═════ EXCERPTED RECORDS
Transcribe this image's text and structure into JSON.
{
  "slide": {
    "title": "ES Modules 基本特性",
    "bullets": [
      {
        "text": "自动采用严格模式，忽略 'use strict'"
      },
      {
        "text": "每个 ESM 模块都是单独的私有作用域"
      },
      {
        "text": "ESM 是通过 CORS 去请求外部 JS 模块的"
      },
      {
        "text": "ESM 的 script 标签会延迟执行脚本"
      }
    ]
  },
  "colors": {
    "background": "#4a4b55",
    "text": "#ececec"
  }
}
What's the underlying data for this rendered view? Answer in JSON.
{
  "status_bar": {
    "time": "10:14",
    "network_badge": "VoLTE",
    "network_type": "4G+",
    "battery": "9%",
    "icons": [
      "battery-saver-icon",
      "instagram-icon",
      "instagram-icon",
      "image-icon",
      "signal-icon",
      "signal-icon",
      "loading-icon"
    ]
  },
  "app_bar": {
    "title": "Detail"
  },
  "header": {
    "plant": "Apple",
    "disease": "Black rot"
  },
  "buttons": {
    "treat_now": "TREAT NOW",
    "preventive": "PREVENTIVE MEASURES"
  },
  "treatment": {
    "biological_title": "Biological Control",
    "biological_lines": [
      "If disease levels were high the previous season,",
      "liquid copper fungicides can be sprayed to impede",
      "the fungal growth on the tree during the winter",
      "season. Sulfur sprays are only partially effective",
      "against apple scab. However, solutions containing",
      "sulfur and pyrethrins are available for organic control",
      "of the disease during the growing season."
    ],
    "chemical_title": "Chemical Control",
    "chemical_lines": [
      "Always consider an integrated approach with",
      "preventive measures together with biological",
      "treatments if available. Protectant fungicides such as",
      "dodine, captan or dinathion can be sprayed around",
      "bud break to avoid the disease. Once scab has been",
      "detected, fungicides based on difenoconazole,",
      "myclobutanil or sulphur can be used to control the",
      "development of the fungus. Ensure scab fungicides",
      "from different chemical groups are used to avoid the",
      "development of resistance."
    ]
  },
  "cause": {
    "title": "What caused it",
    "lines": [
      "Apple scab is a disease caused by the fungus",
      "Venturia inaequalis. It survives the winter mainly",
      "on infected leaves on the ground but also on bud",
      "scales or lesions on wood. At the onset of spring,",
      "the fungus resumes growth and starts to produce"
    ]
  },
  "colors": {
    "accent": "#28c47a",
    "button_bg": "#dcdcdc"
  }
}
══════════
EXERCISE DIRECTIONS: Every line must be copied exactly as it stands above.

ANSWER BOX:
Transcribe this image's text and structure into JSON.
{
  "slide": {
    "title": "ES Modules 基本特性",
    "bullets": [
      {
        "text": "自动采用严格模式，忽略 'use strict'"
      },
      {
        "text": "每个 ESM 模块都是单独的私有作用域"
      },
      {
        "text": "ESM 是通过 CORS 去请求外部 JS 模块的"
      },
      {
        "text": "ESM 的 script 标签会延迟执行脚本"
      }
    ]
  },
  "colors": {
    "background": "#4a4b55",
    "text": "#ececec"
  }
}
What's the underlying data for this rendered view? Answer in JSON.
{
  "status_bar": {
    "time": "10:14",
    "network_badge": "VoLTE",
    "network_type": "4G+",
    "battery": "9%",
    "icons": [
      "battery-saver-icon",
      "instagram-icon",
      "instagram-icon",
      "image-icon",
      "signal-icon",
      "signal-icon",
      "loading-icon"
    ]
  },
  "app_bar": {
    "title": "Detail"
  },
  "header": {
    "plant": "Apple",
    "disease": "Black rot"
  },
  "buttons": {
    "treat_now": "TREAT NOW",
    "preventive": "PREVENTIVE MEASURES"
  },
  "treatment": {
    "biological_title": "Biological Control",
    "biological_lines": [
      "If disease levels were high the previous season,",
      "liquid copper fungicides can be sprayed to impede",
      "the fungal growth on the tree during the winter",
      "season. Sulfur sprays are only partially effective",
      "against apple scab. However, solutions containing",
      "sulfur and pyrethrins are available for organic control",
      "of the disease during the growing season."
    ],
    "chemical_title": "Chemical Control",
    "chemical_lines": [
      "Always consider an integrated approach with",
      "preventive measures together with biological",
      "treatments if available. Protectant fungicides such as",
      "dodine, captan or dinathion can be sprayed around",
      "bud break to avoid the disease. Once scab has been",
      "detected, fungicides based on difenoconazole,",
      "myclobutanil or sulphur can be used to control the",
      "development of the fungus. Ensure scab fungicides",
      "from different chemical groups are used to avoid the",
      "development of resistance."
    ]
  },
  "cause": {
    "title": "What caused it",
    "lines": [
      "Apple scab is a disease caused by the fungus",
      "Venturia inaequalis. It survives the winter mainly",
      "on infected leaves on the ground but also on bud",
      "scales or lesions on wood. At the onset of spring,",
      "the fungus resumes growth and starts to produce"
    ]
  },
  "colors": {
    "accent": "#28c47a",
    "button_bg": "#dcdcdc"
  }
}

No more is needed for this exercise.